I was working a job fair where I met a recent college graduate. I was recruiting for an auto body company and she sheepishly approached our table and said, “I guess I don’t have the skills to work for you.”
After I let her know that we weren’t only looking for people to knock dents out, I replied, “Now, let’s talk about your approach. Don’t you eeeeeeever do that again.”
As a job recruitment consultant, I want to satisfy two parties—the employer and the job seeker. In order to do that, I need “recruitable” candidates—people who make me want to advocate their employment.
As a college student, there are five areas where you can make yourself recruitable:
In most cases, a résumé is the first contact an employer has with a candidate. That’s why it is so important to make sure certain elements stand out. For you, the college student, those elements include: the GPA, student organizational involvement, work study or off-campus job(s), and references.
Let’s dig in a little more. Let’s say you don’t have a GPA over 2.7. You can make up for that by showing great student organizational involvement and/or great performance on the job, whether it is work study or an off-campus job. Understand that the résumés of students with high GPAs automatically go to the top of the pile.
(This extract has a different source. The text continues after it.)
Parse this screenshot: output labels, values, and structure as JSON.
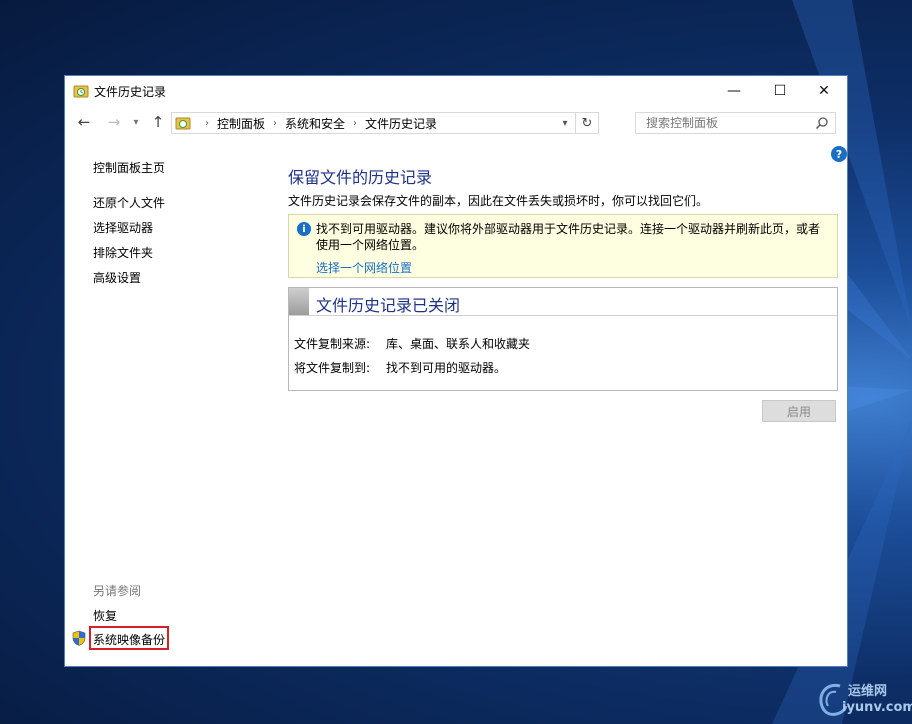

Still, great leadership skills through work outside of the classroom is valued.
In the case of student organizational involvement, you should be able to demonstrate bottom line success. You can show such success through membership increases, fundraising results, volunteer hours, awards, etc. These kinds of quantifiable results, in the workforce, are called productivity. FYI, you don’t need a title to show great leadership skills; but be prepared to prove how you contributed to your group’s success.
Notice that I described the graduate who approached me at the job fair as “sheepish.” Making a great impression is important. I would have reacted differently had the first words out of her mouth been, “My name is (blank) and I have a degree in (blank). Working at a car repair shop has never crossed my mind but I was wondering if you had anything available in my field.”
It goes without saying that confidence establishes a great presence. Make sure you look clean. Employers always remember students whose clothes are pressed as well as those who smile, speak clearly and loudly, use correct grammar, and show great posture.
Great speakers are almost always highly recruitable. I encourage you to take public speaking classes at your college or university, because it is a great way to strengthen your interpersonal communication skills. This is especially important for the job fair environment where projection and articulation are sorely needed. As a public speaking coach, I focus heavily on these two specific elements, because it is difficult to make an impression when people can’t hear or understand what you say in a crowded room.
Slouching, scowling, etc. are major pet peeves of mine. When I had a sour look on my face, people would tell me that no one cared what kind of day I was having. They were right. Body language such as poor posture, blank looks, and dragging feet communicate a poor attitude and/or low self-esteem. Even if you smile while you drag your feet, you’re still dragging your feet!
Let’s look at it from my side of the table, as a recruiter. If I am conducting interviews and three out of every five candidate walked in looking like they wanted to brighten my day, who do you think I will remember (for the right reasons)?
Take advantage of etiquette classes or workshops. Learning to do things such as shake hands and eat properly go a long way in dealing with recruiters and employers. We also monitor students’ social skills online. No, I will not lecture you about your social media presence. Instead, I’ll give you an example of how sneaky I am.
I conduct a social media presentation called “TMI: From #EpicFail to Career Success”. I spoke to a group of well-dressed, well-groomed, well-behaved student athletes only to show them how trifling some of them presented themselves online. Yes, unbeknownst to them, I found some of their stuff and put it on a nice, big screen for them and their peers to see. It only took about five minutes of Googling each victim to get what I wanted. It was great that they showed nice social skills for my presentation but what I found online told me otherwise.
I have a secret. Your social media accounts, web sites, profiles, etc. all count as your public presence.
The biggest thing to remember about being recruitable is to not wait until a job interview or the next job fair. Recruiters and employers are watching all the time. Enhance your “recruitability” through counseling at your campus career center. Use what you learn to create a strong presence.
Originally published on the H.O.P.E. Scholarship Blog